- Mistake #3. Including numbers in the press release to inflate its importance, without explaining what they mean so that readers can understand.
Let me elaborate a little on Mistake #3, since numbers are important in this game. The exact words are [again, translation mine]:
…frequencies varying from 2412 to 2472 MHz, and a power of 100 mW EIRP at 50 cm distance.
So this just means that they used wireless routers, transmitting at 2.4 GHz, and placed them half a meter away from the trees. The frequency “variation” here means nothing. The researchers didn’t vary anything, those frequencies are just the standard channels used by 802.11b and 802.11g wireless. Why didn’t they test 5 GHz, which is also a common frequency used by wireless routers? Couldn’t they afford more than six routers?
I also had to look up the abbreviation EIRP, which stands for equivalent isotropically radiated power. This is too technical for me to get into in this post (although if you’re curious I’d be happy to explain it) which means it had no business being in a press release for the public. Also, it makes no sense to quote the EIRP in this case, so I’m guessing the PR office just got it off the side of the box the router came in. For nerds who know what I’m talking about, the power the tree is actually exposed to, depends not only on the distance to the source (and it falls off as 1/r²) but also on the surface the tree presents to the source!
The figure of 100 mW, besides being dubious, also means nothing to the average reader when taken out of context. Let me illustrate: a 100 mW green laser beam will blind you if you look into it. It might sting you if you stick your hand into it, and it might burn paper, all depending on how tightly it’s focused. But a regular 40-watt lightbulb, which radiates both light and heat, lights up your room nicely and harmlessly, despite radiating four hundred times as much power as the laser beam.
You stay the hell away from my baby, you internet tree-murderer!
All this has led to a spate of news articles with titles like “Wireless internet makes plants sick!” The irresponsibility exhibited here just astounds me. Hippies everywhere are going to don their tinfoil hats, and mobile phone users are going to be subjected to the kind of crusade that smokers have already had to face: “Put away that phone, you irresponsible jerk!” concerned mothers will scream at us. “Your secondhand radiation is giving my kid cancer!” Of course I’m exaggerating, but the damage is already done.
The worst example of this is Spits’ (a freely distributed newspaper, i.e. you get what you pay for) take on the article: you might as well stop reading when you see the giant radioactivity signs in the photo!

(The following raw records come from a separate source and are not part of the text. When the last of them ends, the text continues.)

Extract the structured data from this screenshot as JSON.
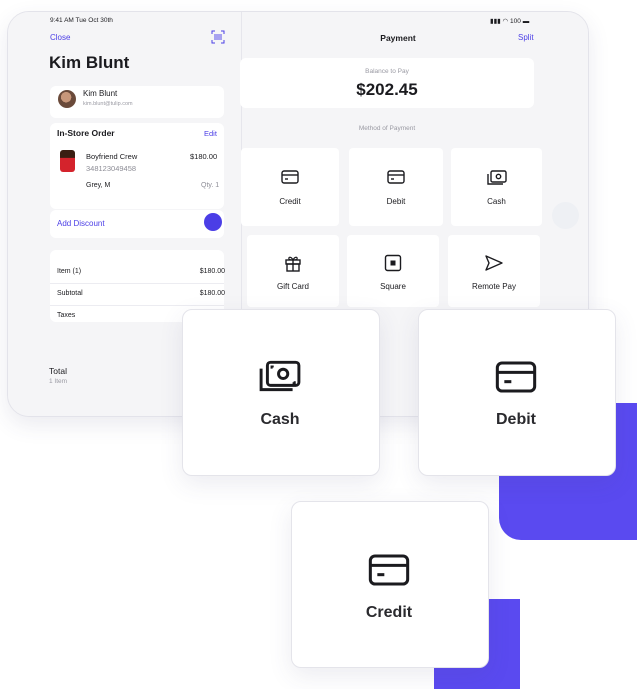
{
  "status": {
    "time": "9:41 AM  Tue Oct 30th",
    "battery": "100"
  },
  "left": {
    "close": "Close",
    "customer_title": "Kim Blunt",
    "customer": {
      "name": "Kim Blunt",
      "email": "kim.blunt@tulip.com"
    },
    "order": {
      "title": "In-Store Order",
      "edit": "Edit",
      "product": {
        "name": "Boyfriend Crew",
        "sku": "348123049458",
        "price": "$180.00",
        "variant": "Grey, M",
        "qty": "Qty. 1"
      }
    },
    "discount": "Add Discount",
    "rows": [
      {
        "label": "Item (1)",
        "value": "$180.00"
      },
      {
        "label": "Subtotal",
        "value": "$180.00"
      },
      {
        "label": "Taxes",
        "value": ""
      }
    ],
    "total": {
      "label": "Total",
      "items": "1 Item"
    }
  },
  "payment": {
    "title": "Payment",
    "split": "Split",
    "balance_label": "Balance to Pay",
    "balance_value": "$202.45",
    "method_label": "Method of Payment",
    "methods": [
      {
        "label": "Credit",
        "icon": "card-icon"
      },
      {
        "label": "Debit",
        "icon": "card-icon"
      },
      {
        "label": "Cash",
        "icon": "cash-icon"
      },
      {
        "label": "Gift Card",
        "icon": "gift-icon"
      },
      {
        "label": "Square",
        "icon": "square-icon"
      },
      {
        "label": "Remote Pay",
        "icon": "send-icon"
      }
    ]
  },
  "floating": [
    {
      "label": "Cash",
      "icon": "cash-icon"
    },
    {
      "label": "Debit",
      "icon": "card-icon"
    },
    {
      "label": "Credit",
      "icon": "card-icon"
    }
  ],
  "colors": {
    "accent": "#4b3ee6",
    "deco": "#5a4af0",
    "background": "#f5f5f7"
  }
}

Conflating ionizing nuclear radiation with non-ionizing electromagnetic radiation is pure fear-mongering, because they are as similar as Santa Claus and Parmesan cheese. If you do read beyond the photograph, bravely risking the loss of several IQ points, you see that Spits can’t even avoid contradicting themselves within the three-paragraph extent of the article! [translation mine.]
Whether radiation is really the cause of these phenomena, did not become clear in the study. […] In the study, the possibility that ultrafine particulates caused the phenomena was not ruled out. In any case, it is certain that the dead leaves and stunted growth were caused by radiation, according to the researchers.
The last sentence is also an outright lie, if I’m to believe the university’s press release. All because some PR monkey or fame-crazy researcher couldn’t wait for conclusive, publishable results and decided to fan the flames of the public’s fear instead. Sorry people, but when the results are not conclusive, that means the results are not conclusive. That’s the way science works. Suck it up and deal with it.